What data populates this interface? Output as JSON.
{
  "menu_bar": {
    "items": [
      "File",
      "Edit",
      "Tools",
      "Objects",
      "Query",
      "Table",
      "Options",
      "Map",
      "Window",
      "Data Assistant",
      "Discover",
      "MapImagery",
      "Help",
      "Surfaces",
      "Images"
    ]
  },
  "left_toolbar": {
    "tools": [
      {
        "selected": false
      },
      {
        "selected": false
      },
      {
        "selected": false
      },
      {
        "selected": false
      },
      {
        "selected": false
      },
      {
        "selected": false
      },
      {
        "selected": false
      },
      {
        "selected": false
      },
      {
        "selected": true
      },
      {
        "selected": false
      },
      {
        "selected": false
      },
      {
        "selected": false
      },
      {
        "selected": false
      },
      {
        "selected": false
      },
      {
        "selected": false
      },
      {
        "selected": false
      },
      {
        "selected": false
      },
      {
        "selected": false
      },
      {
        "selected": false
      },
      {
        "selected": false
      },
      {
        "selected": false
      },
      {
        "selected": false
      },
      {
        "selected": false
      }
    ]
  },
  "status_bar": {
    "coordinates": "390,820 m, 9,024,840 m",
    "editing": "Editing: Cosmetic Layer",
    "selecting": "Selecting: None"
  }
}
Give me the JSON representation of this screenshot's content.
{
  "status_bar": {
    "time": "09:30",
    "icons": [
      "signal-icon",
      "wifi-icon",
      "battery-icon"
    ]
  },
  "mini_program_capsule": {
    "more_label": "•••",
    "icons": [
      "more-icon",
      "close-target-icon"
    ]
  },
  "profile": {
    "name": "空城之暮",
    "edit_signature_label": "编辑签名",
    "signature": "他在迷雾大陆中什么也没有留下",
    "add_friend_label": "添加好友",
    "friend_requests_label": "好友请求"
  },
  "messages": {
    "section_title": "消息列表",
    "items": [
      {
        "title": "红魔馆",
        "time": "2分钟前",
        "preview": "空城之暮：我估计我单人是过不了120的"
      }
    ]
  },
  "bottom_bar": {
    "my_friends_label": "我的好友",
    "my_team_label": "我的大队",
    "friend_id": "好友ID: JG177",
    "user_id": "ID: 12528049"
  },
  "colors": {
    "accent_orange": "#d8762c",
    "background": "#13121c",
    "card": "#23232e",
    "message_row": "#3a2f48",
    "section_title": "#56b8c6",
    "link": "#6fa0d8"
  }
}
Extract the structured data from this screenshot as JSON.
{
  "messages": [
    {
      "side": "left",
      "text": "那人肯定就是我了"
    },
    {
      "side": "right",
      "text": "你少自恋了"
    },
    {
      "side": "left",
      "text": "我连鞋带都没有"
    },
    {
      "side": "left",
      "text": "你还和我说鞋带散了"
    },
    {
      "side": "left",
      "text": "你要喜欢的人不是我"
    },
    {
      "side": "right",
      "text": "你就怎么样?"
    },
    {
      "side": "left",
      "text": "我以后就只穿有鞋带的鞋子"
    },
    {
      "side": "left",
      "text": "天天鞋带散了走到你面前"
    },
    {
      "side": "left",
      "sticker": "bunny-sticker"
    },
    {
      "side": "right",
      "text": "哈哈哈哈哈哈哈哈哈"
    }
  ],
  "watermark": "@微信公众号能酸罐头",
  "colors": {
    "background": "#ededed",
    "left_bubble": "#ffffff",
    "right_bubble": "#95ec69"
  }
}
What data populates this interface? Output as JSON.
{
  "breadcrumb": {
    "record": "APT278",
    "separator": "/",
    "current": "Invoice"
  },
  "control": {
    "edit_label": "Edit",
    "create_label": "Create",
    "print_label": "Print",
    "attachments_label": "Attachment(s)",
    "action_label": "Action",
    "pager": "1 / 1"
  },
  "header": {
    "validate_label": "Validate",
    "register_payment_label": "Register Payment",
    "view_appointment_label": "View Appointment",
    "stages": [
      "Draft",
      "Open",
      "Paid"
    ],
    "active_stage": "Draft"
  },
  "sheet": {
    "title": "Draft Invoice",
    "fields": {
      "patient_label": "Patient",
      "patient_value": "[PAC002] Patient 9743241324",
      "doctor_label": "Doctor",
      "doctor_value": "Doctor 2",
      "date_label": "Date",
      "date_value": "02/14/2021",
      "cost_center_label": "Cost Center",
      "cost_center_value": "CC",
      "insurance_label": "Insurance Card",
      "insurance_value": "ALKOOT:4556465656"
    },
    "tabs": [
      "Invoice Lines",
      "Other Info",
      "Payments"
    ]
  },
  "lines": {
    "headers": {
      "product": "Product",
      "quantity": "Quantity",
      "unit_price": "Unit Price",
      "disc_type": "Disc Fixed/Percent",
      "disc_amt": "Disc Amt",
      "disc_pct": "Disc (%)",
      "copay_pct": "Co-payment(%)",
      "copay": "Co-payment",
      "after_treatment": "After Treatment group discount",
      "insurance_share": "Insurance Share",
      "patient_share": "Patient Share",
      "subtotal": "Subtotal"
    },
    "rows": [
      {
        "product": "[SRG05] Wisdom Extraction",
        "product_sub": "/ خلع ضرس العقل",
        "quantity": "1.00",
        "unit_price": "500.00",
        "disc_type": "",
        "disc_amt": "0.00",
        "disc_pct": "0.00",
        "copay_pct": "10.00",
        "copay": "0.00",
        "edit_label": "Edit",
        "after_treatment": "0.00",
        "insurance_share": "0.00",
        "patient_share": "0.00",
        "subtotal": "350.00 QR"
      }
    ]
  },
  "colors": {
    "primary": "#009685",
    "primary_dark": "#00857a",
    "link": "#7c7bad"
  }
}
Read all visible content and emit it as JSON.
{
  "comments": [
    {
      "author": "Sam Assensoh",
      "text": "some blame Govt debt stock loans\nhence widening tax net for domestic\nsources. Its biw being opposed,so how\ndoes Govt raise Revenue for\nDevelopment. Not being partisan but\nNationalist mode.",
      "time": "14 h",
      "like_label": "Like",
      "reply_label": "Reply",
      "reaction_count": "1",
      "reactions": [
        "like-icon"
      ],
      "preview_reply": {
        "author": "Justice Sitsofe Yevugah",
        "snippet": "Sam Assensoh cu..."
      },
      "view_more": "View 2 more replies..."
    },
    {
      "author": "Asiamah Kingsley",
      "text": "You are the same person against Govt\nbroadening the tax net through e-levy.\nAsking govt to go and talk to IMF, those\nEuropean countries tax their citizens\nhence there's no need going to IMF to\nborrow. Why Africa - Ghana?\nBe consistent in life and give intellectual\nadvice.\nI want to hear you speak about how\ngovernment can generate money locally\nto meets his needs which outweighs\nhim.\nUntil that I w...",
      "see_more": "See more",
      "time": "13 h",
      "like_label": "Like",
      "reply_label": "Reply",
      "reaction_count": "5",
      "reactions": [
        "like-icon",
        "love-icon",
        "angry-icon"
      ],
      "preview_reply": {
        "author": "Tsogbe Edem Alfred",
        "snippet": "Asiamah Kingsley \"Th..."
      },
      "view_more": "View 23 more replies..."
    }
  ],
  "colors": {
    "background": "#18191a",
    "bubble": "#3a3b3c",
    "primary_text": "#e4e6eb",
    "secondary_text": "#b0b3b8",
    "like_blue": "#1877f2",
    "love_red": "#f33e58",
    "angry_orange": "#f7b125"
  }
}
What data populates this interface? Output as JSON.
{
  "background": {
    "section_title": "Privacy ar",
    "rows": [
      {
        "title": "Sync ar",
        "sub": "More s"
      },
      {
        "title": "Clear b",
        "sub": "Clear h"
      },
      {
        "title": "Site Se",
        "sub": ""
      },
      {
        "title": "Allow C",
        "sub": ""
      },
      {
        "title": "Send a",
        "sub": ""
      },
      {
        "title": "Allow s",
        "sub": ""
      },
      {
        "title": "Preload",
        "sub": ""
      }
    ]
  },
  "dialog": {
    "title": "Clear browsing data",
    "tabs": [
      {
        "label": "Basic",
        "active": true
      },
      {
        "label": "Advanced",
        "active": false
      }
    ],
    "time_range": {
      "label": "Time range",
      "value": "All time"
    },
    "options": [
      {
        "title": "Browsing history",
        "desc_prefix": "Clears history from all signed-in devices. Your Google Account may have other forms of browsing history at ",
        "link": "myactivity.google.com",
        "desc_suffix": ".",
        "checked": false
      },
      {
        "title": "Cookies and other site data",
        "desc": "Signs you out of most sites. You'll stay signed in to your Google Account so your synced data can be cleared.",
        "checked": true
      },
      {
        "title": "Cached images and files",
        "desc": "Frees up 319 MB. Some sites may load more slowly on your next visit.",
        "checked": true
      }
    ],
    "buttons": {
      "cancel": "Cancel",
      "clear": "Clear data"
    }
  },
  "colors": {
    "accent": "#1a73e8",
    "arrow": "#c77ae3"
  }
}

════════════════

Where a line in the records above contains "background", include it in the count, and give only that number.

4